Though it originally sold only two things—audio products and wireless phones—Car Toys has gradually expanded its repertoire. Today, with 50 locations spread across four states, electronics-certified technicians install everything from Alpine in-dash navigation units to phone-integration systems that sync iPhones, Androids, and tin cans to car stereos. Meanwhile, in the garage, detailing technicians meticulously spruce up cars inside and out, using deionized water, paint-friendly shampoos, and high-quality wash mitts to protect against scratches, swirls, and water spots. The team also sweeps through interiors with vacuums, hot-water extractors, and ozone deodorizing treatment, which kills airborne bacteria and nasty smells in one fell swoop.
So established is Circle K that even brand-new vehicles recognize what its red-and-white logo stands for—fuel, snacks, and everything else a car might need to keep powering down the road with its driver. Circle K's story starts back in 1951, when Fred Hervey bought three Kay's Food Stores in El Paso, Texas. Under his guidance, these three little shops grew into the more than 3,000 convenience stores that crouch on our nation's street corners today.

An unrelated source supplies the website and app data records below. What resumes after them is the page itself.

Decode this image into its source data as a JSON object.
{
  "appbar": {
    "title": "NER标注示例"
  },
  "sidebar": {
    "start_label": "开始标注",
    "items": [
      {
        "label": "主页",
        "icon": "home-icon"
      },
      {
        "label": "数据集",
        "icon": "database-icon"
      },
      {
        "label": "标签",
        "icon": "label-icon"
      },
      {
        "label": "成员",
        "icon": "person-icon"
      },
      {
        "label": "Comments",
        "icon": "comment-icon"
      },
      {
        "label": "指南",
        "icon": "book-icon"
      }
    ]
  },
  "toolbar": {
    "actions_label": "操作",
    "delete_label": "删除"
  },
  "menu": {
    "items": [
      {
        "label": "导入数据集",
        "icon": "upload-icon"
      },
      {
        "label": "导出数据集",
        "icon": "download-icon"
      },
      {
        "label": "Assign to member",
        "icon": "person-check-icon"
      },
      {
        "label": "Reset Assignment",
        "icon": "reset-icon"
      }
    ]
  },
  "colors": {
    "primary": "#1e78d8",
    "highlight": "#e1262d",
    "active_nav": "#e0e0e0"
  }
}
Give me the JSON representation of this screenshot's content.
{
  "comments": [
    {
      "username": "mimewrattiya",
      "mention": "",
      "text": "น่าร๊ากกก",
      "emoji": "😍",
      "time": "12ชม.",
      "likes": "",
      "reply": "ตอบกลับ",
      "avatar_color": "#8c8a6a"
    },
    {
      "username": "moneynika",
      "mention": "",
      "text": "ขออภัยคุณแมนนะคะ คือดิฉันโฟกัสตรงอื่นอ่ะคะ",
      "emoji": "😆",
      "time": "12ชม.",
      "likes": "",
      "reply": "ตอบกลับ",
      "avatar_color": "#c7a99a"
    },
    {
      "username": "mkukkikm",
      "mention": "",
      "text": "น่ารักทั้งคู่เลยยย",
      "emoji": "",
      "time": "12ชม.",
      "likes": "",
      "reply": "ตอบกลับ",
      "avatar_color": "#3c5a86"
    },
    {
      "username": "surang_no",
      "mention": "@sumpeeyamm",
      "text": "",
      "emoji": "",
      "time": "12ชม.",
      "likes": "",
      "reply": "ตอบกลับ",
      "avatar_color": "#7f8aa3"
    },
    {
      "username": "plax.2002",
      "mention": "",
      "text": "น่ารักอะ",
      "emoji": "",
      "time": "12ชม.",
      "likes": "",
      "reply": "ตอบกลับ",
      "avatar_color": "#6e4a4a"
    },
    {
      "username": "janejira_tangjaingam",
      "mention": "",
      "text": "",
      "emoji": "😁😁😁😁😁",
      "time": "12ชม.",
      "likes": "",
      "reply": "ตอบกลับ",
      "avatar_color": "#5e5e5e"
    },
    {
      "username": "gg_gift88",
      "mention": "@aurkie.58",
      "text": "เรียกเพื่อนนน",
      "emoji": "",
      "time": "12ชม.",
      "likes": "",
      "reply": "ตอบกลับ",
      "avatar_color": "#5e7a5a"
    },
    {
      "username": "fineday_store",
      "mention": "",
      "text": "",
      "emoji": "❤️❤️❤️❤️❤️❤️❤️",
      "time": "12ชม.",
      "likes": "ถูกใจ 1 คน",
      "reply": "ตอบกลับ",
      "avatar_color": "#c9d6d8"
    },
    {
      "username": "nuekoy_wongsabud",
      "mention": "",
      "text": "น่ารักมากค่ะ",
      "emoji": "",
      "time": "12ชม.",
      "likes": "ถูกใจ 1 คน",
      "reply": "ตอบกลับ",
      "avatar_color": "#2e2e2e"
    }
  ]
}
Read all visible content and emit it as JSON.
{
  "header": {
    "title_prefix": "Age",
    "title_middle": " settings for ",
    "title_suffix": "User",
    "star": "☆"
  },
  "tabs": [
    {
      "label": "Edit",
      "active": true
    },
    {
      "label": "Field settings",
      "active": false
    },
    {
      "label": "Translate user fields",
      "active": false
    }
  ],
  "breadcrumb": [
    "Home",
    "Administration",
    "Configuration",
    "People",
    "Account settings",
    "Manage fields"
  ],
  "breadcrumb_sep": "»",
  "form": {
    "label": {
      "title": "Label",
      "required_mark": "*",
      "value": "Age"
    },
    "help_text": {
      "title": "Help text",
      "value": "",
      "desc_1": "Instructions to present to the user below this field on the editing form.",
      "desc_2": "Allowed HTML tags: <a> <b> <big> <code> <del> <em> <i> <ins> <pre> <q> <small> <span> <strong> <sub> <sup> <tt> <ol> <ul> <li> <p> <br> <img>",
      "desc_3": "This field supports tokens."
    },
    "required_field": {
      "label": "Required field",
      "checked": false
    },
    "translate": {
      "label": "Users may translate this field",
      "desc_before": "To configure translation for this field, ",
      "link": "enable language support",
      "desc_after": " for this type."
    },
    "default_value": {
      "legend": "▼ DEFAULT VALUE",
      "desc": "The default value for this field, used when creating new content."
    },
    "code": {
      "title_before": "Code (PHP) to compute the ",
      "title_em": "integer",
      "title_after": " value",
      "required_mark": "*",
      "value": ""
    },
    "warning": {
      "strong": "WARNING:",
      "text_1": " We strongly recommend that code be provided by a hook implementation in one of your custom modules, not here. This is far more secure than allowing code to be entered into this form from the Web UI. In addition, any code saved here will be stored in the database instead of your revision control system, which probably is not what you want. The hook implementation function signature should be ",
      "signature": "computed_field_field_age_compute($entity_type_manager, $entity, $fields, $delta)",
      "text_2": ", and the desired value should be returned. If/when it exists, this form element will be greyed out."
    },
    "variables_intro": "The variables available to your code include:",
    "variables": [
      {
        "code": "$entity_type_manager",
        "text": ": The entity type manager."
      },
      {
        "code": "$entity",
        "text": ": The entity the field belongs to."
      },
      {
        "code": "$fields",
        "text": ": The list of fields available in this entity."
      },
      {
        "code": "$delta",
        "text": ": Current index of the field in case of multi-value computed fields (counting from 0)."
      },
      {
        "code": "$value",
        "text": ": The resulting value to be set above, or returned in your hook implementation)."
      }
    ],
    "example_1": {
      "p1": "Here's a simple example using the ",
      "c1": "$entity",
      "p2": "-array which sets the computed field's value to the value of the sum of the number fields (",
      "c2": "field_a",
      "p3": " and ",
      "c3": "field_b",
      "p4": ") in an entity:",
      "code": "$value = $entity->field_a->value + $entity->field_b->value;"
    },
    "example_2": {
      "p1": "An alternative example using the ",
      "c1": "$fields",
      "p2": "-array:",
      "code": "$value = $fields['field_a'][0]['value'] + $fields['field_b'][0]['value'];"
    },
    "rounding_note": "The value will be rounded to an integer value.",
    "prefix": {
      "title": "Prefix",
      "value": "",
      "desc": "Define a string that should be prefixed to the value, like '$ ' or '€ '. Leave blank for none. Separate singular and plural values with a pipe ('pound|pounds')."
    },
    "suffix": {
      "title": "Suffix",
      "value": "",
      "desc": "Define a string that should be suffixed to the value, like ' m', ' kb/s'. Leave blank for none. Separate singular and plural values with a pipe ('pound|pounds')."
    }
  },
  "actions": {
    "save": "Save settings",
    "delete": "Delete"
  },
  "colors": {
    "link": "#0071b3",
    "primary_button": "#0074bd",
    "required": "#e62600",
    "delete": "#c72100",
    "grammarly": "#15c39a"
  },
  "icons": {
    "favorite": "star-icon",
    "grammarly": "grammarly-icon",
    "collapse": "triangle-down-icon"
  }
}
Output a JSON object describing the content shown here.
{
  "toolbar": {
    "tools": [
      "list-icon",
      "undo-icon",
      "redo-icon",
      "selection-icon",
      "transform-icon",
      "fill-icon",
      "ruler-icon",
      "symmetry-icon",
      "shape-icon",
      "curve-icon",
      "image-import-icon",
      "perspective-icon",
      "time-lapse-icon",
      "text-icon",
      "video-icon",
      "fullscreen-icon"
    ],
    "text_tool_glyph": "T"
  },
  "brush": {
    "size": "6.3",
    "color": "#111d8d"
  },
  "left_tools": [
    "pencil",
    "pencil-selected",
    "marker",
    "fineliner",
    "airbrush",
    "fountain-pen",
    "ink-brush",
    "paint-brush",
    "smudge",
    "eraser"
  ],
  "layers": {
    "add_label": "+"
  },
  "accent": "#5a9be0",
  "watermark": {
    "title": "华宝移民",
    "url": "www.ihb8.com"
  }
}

After rolling up to a Circle K, drivers can pump their faithful roadsters full of high-octane fuel and send them skipping through a car wash to experience the cleansing touch of Blue Coral Beyond Green and Rain-X products. Then it's time to step inside the air-conditioned shop for a peek at the provisions. Rows of sodas hibernate behind glass doors, and snacks, candy, and their ATM guardians stand boldly out in the open. Some Circle Ks also offer the Take Away Café, which presents an appetizing lineup of healthy road fare including Ball Park hot dogs. Drivers can gear up for a long drive with Premium Coffees or enjoy a cold Polar Pop, whose specially formulated cup keeps drinks colder thanks to the family of tiny snowmen trapped in its foam walls.